Like many of us, Vanessa Shackelford started this year with a resolution: start working out.
But because Shackelford is a single mom with a two-year-old child, she needed a health club with day care services -- like the Bally Total Fitness Center in Hyde Park.
"They advertised when you go sign up, you know, don't worry about the kids," Shackelford said. "These people have background checks."
Shackelford signed up for a personal trainer, costing almost $800. Her contract included "Kids Club" services. Babysitters would watch her daughter Trinity for up to two hours. Or at least, they were supposed to.
Shackelford says that when she went to pick up Trinity after a workout last month, Trinity had been left with five or six other children, without any supervision.
"When I found her she was soaked with urine, because no one was there to take her to the bathroom," said Shackelford. "She had five or six scratches on her face. "The scratches, she said, were apparently inflicted by another child while no one was watching them.
Trinity's mother says the day care supervisor eventually did return to the club, and she had a Walgreens bag in her hand. There's a Walgreens store right across the street from the health club.

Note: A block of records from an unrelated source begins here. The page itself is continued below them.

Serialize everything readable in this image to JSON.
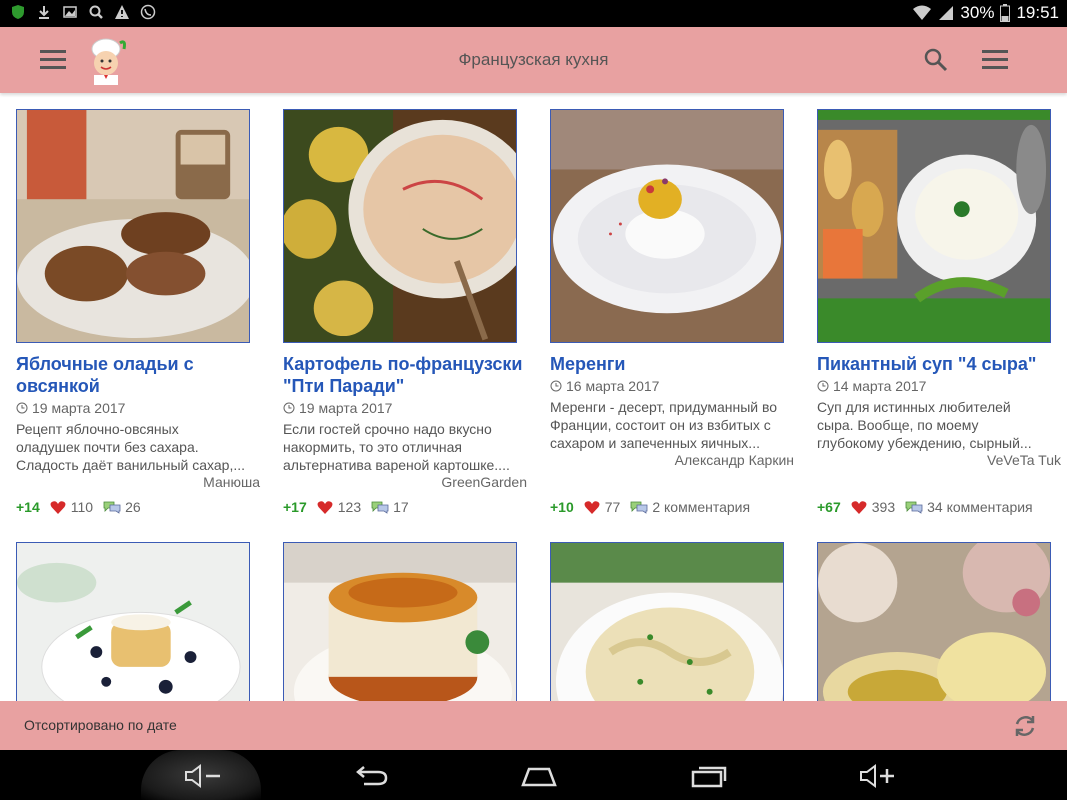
{
  "status_bar": {
    "battery": "30%",
    "time": "19:51"
  },
  "app_bar": {
    "title": "Французская кухня"
  },
  "cards": [
    {
      "title_lines": [
        "Яблочные оладьи с",
        "овсянкой"
      ],
      "date": "19 марта 2017",
      "desc_lines": [
        "Рецепт яблочно-овсяных",
        "оладушек почти без сахара.",
        "Сладость даёт ванильный сахар,..."
      ],
      "author": "Манюша",
      "rating": "+14",
      "likes": "110",
      "comments": "26"
    },
    {
      "title_lines": [
        "Картофель по-французски",
        "\"Пти Паради\""
      ],
      "date": "19 марта 2017",
      "desc_lines": [
        "Если гостей срочно надо вкусно",
        "накормить, то это отличная",
        "альтернатива вареной картошке...."
      ],
      "author": "GreenGarden",
      "rating": "+17",
      "likes": "123",
      "comments": "17"
    },
    {
      "title_lines": [
        "Меренги"
      ],
      "date": "16 марта 2017",
      "desc_lines": [
        "Меренги - десерт, придуманный во",
        "Франции, состоит он из взбитых с",
        "сахаром и запеченных яичных..."
      ],
      "author": "Александр Каркин",
      "rating": "+10",
      "likes": "77",
      "comments": "2 комментария"
    },
    {
      "title_lines": [
        "Пикантный суп \"4 сыра\""
      ],
      "date": "14 марта 2017",
      "desc_lines": [
        "Суп для истинных любителей",
        "сыра. Вообще, по моему",
        "глубокому убеждению, сырный..."
      ],
      "author": "VeVeTa Tuk",
      "rating": "+67",
      "likes": "393",
      "comments": "34 комментария"
    }
  ],
  "bottom_bar": {
    "sort_label": "Отсортировано по дате"
  }
}
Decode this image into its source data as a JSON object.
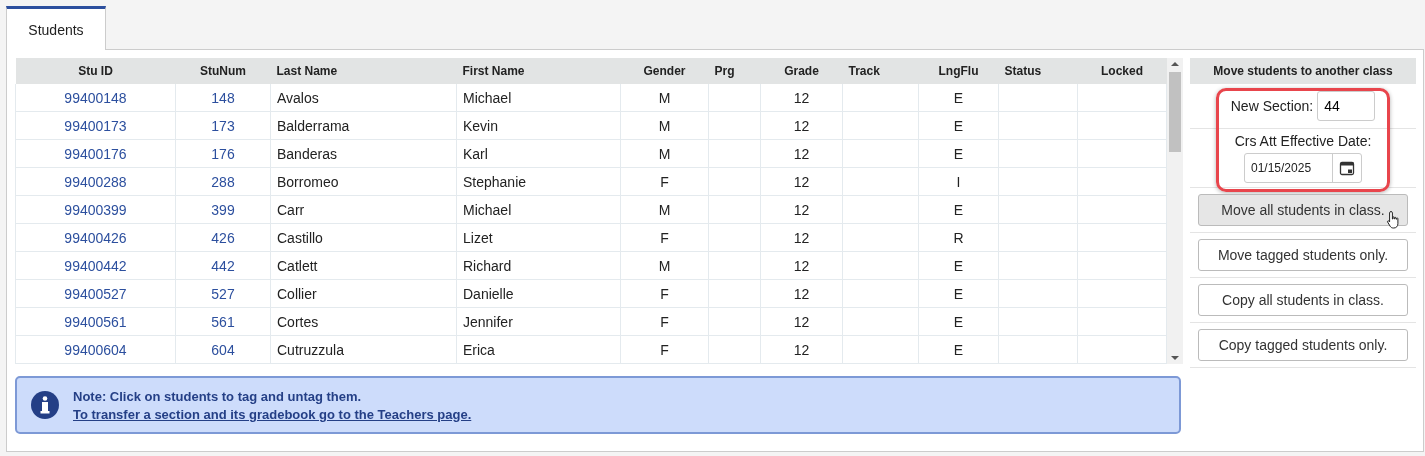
{
  "tabs": [
    {
      "label": "Students",
      "selected": true
    }
  ],
  "table": {
    "columns": [
      "Stu ID",
      "StuNum",
      "Last Name",
      "First Name",
      "Gender",
      "Prg",
      "Grade",
      "Track",
      "LngFlu",
      "Status",
      "Locked"
    ],
    "rows": [
      [
        "99400148",
        "148",
        "Avalos",
        "Michael",
        "M",
        "",
        "12",
        "",
        "E",
        "",
        ""
      ],
      [
        "99400173",
        "173",
        "Balderrama",
        "Kevin",
        "M",
        "",
        "12",
        "",
        "E",
        "",
        ""
      ],
      [
        "99400176",
        "176",
        "Banderas",
        "Karl",
        "M",
        "",
        "12",
        "",
        "E",
        "",
        ""
      ],
      [
        "99400288",
        "288",
        "Borromeo",
        "Stephanie",
        "F",
        "",
        "12",
        "",
        "I",
        "",
        ""
      ],
      [
        "99400399",
        "399",
        "Carr",
        "Michael",
        "M",
        "",
        "12",
        "",
        "E",
        "",
        ""
      ],
      [
        "99400426",
        "426",
        "Castillo",
        "Lizet",
        "F",
        "",
        "12",
        "",
        "R",
        "",
        ""
      ],
      [
        "99400442",
        "442",
        "Catlett",
        "Richard",
        "M",
        "",
        "12",
        "",
        "E",
        "",
        ""
      ],
      [
        "99400527",
        "527",
        "Collier",
        "Danielle",
        "F",
        "",
        "12",
        "",
        "E",
        "",
        ""
      ],
      [
        "99400561",
        "561",
        "Cortes",
        "Jennifer",
        "F",
        "",
        "12",
        "",
        "E",
        "",
        ""
      ],
      [
        "99400604",
        "604",
        "Cutruzzula",
        "Erica",
        "F",
        "",
        "12",
        "",
        "E",
        "",
        ""
      ]
    ]
  },
  "note": {
    "text": "Note: Click on students to tag and untag them.",
    "link": "To transfer a section and its gradebook go to the Teachers page."
  },
  "move_panel": {
    "title": "Move students to another class",
    "new_section_label": "New Section:",
    "new_section_value": "44",
    "date_label": "Crs Att Effective Date:",
    "date_value": "01/15/2025",
    "buttons": [
      {
        "label": "Move all students in class.",
        "hovered": true
      },
      {
        "label": "Move tagged students only.",
        "hovered": false
      },
      {
        "label": "Copy all students in class.",
        "hovered": false
      },
      {
        "label": "Copy tagged students only.",
        "hovered": false
      }
    ]
  }
}
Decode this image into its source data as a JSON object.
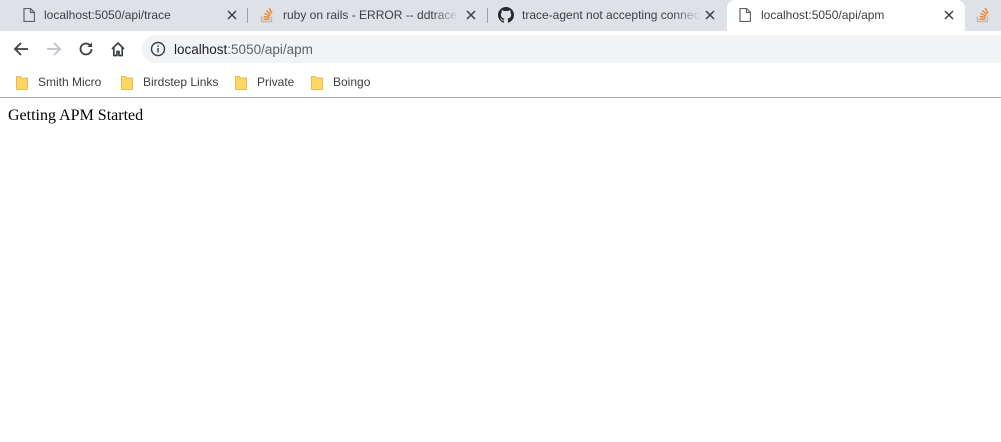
{
  "tabs": [
    {
      "title": "localhost:5050/api/trace",
      "icon": "document-icon",
      "active": false
    },
    {
      "title": "ruby on rails - ERROR -- ddtrace: [ddtrace]",
      "icon": "stackoverflow-icon",
      "active": false
    },
    {
      "title": "trace-agent not accepting connections",
      "icon": "github-icon",
      "active": false
    },
    {
      "title": "localhost:5050/api/apm",
      "icon": "document-icon",
      "active": true
    },
    {
      "title": "",
      "icon": "stackoverflow-icon",
      "active": false
    }
  ],
  "toolbar": {
    "url_host": "localhost",
    "url_path": ":5050/api/apm"
  },
  "bookmarks": [
    {
      "label": "Smith Micro",
      "icon": "folder-icon"
    },
    {
      "label": "Birdstep Links",
      "icon": "folder-icon"
    },
    {
      "label": "Private",
      "icon": "folder-icon"
    },
    {
      "label": "Boingo",
      "icon": "folder-icon"
    }
  ],
  "page": {
    "text": "Getting APM Started"
  },
  "colors": {
    "tabstrip_bg": "#dee1e6",
    "omnibox_bg": "#f1f3f4",
    "folder_fill": "#fdd663",
    "stackoverflow_orange": "#f48024"
  }
}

Shackelford said, "In walks the attendant, wtih a Walgreens bag, and she kind of, she kind of slid in on the sidewalk and went right into the child care room, and we all looked at each other, like, "Did she just come from outside?"
When Shackelford complained, Bally Total Fitness investigated and fired the child care attendant. "Regrettably, an employee left the room briefly and for reasons that are unclear to us," the company told me in a statement. "We are sorry this occurred.....This behavior is unacceptable."
Shackelford also complained to police, who tell us the former Bally employee, forty-nine -year old Dorothy Berry, was arrested on Monday. She's charged with a misdemeanor, endangering the life or health of a child.
Police say security cameras confirmed her visit to Walgreens.
She had no prior criminal record, and so far has not returned our calls. But state regulators warn that health clubs aren't subjected to the same hiring standards as other day care providers.
Kendall Marlowe, a spokesman for the Illinois Department of Children and Family Services, said, "If we're dealing with unlicensed child care, there are things that I am just not going to know about that person. "
Marlowe says that unlike full-time day care centers, babysitting services at health clubs are not inspected or licensed by DCFS..
"The law states that if the parents are on premises for the entire time that the child is in that program's care, that the faciilty's program is exempt from the day care licensure requirements," Marlowe said.
So things like background checks and annual inspections are not required for day care services at health clubs.
In this case, Bally Total Fitness says it did perform a background check, but Marlowe says such background checks often are not as thorough as those done by licensed day care centers, which run their employees through the DCFS Child Abuse and Neglect Tracking System, or "CANTS" which includes credible complaints even when there are not convctions.
Marlowe said, "Therefore that person would not appear on criminal records, would not appear on a sex offender registry, yet that person mjight have done something very serious to harm a child."
Trinity Shackelford's mother says that with more and more health clubs offering babysitting services, it's time for the state to make sure they are safe.
"We want to be safe, when we are working out with the equipment," said Shackelford. " We want to be safe with the people that they hire."